Andrew E Pratt (born 1948) Words © 2015 Stainer & Bell Ltd, London, England, http://www.stainer.co.uk. Please include any reproduction for local church use on your CCL Licence returns. All wider and any commercial use requires prior application to Stainer & Bell Ltd.
We live in times of crime and violence
where guns and knives would seem to rule;
incarceration offers respite,
is prison now the only school?
We learn so slowly in this era,
how we should nurture love and care.
For still we model cold derision,
with disrespect, derisive stare.
Our politicians rage and stumble,
as racists bawl across the street,

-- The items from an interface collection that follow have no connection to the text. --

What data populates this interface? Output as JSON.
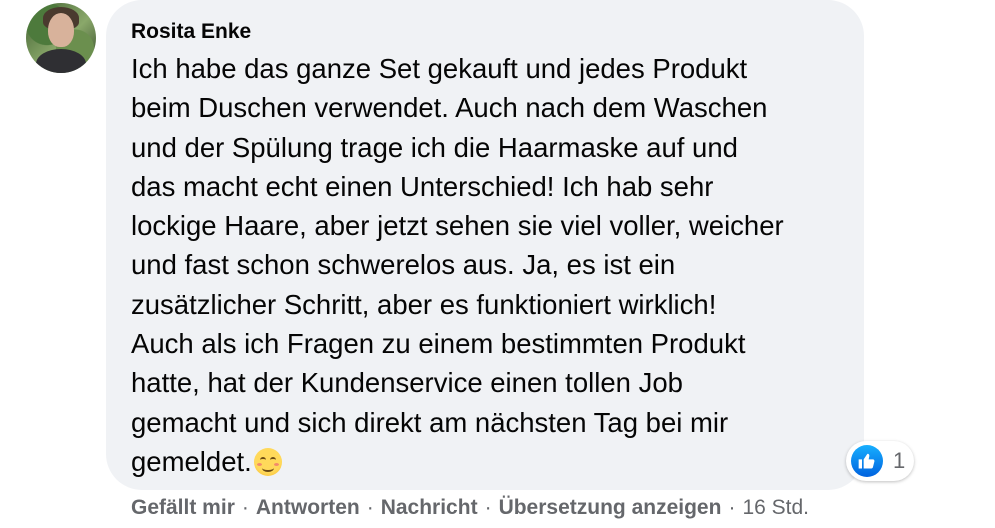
{
  "comment": {
    "author": "Rosita Enke",
    "text_lines": [
      "Ich habe das ganze Set gekauft und jedes Produkt",
      "beim Duschen verwendet. Auch nach dem Waschen",
      "und der Spülung trage ich die Haarmaske auf und",
      "das macht echt einen Unterschied! Ich hab sehr",
      "lockige Haare, aber jetzt sehen sie viel voller, weicher",
      "und fast schon schwerelos aus. Ja, es ist ein",
      "zusätzlicher Schritt, aber es funktioniert wirklich!",
      "Auch als ich Fragen zu einem bestimmten Produkt",
      "hatte, hat der Kundenservice einen tollen Job",
      "gemacht und sich direkt am nächsten Tag bei mir",
      "gemeldet."
    ],
    "trailing_emoji": "smiling-face-with-smiling-eyes-emoji"
  },
  "reactions": {
    "icon": "like-icon",
    "count": "1",
    "color": "#1877f2"
  },
  "actions": {
    "like": "Gefällt mir",
    "reply": "Antworten",
    "message": "Nachricht",
    "translate": "Übersetzung anzeigen",
    "separator": "·",
    "time": "16 Std."
  },
  "colors": {
    "bubble": "#f0f2f5",
    "secondary_text": "#65676b",
    "primary_text": "#050505"
  }
}
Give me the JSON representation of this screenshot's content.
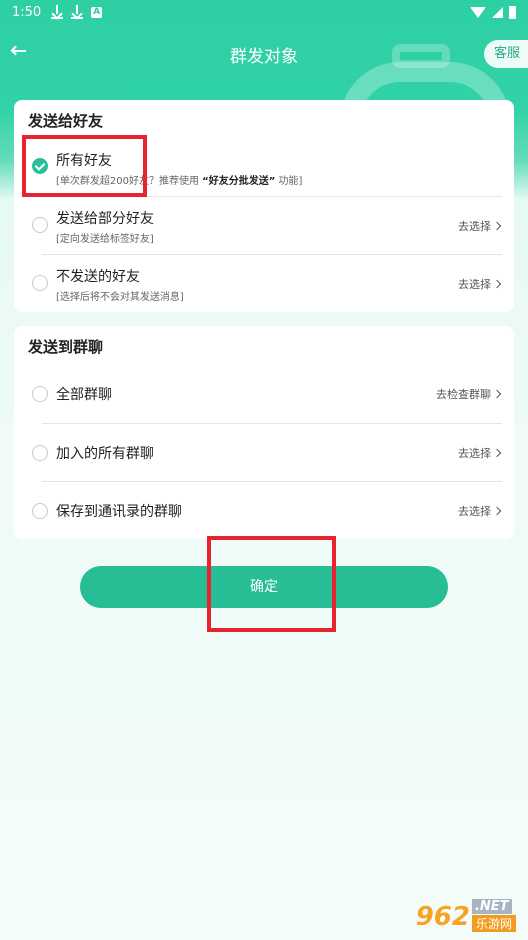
{
  "status_bar": {
    "time": "1:50",
    "icon_a": "A"
  },
  "header": {
    "back_icon": "back-arrow-icon",
    "title": "群发对象",
    "service_label": "客服"
  },
  "friends_section": {
    "title": "发送给好友",
    "options": [
      {
        "label": "所有好友",
        "sub_prefix": "[单次群发超200好友？推荐使用 ",
        "sub_bold": "“好友分批发送”",
        "sub_suffix": " 功能]",
        "action": "",
        "checked": true
      },
      {
        "label": "发送给部分好友",
        "sub_prefix": "[定向发送给标签好友]",
        "sub_bold": "",
        "sub_suffix": "",
        "action": "去选择",
        "checked": false
      },
      {
        "label": "不发送的好友",
        "sub_prefix": "[选择后将不会对其发送消息]",
        "sub_bold": "",
        "sub_suffix": "",
        "action": "去选择",
        "checked": false
      }
    ]
  },
  "groups_section": {
    "title": "发送到群聊",
    "options": [
      {
        "label": "全部群聊",
        "action": "去检查群聊",
        "checked": false
      },
      {
        "label": "加入的所有群聊",
        "action": "去选择",
        "checked": false
      },
      {
        "label": "保存到通讯录的群聊",
        "action": "去选择",
        "checked": false
      }
    ]
  },
  "confirm_label": "确定",
  "watermark": {
    "num": "962",
    "net": ".NET",
    "site": "乐游网"
  },
  "colors": {
    "accent": "#27be96",
    "highlight": "#e6232e",
    "header": "#2ecfa4"
  }
}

then disagreements twist and tangle,
with language coarse and indiscreet.
God give us grace and apt discretion,
the skill of choosing words that skirt
around each tempting confrontation,
give words that calm instead of hurt.
Words (including alternatives below) © 2019 Stainer & Bell Ltd, London, England, http://www.stainer.co.uk.
Please include any reproduction for local church use on your CCL Licence returns. All wider and any commercial use requires prior application to Stainer & Bell Ltd.
Tune: ST CLEMENT (Scholefield)
The original first verse of this text is as follows and can be used if wished:
We live in sharp infested waters,
the law of Cain would seem to rule,
incarceration offers respite,
is prison now the only school?
In the second stanza, first line ‘era’ can be replaced with ‘country’.
At a time when knife and gun crime are rife this text may be seen to be pertinent either as a poem or a hymn.
When arguments are brewing we don’t notice,
it seems that tension builds with every word,
we say things while not hearing one another,
like children in a playground, quite absurd!
It could have been a cosy Armageddon,
the words had seemed innocuous and bland,
yet hidden in each phrase, each idle sentence
were thoughts designed to undermine each stand.
If we could simply seek a gracious outcome
when others hurt and harass, fault or harm,
a look inspired by love could turn the tables,
could echo hidden need, befriend, disarm.
© Andrew Pratt 3/5/2019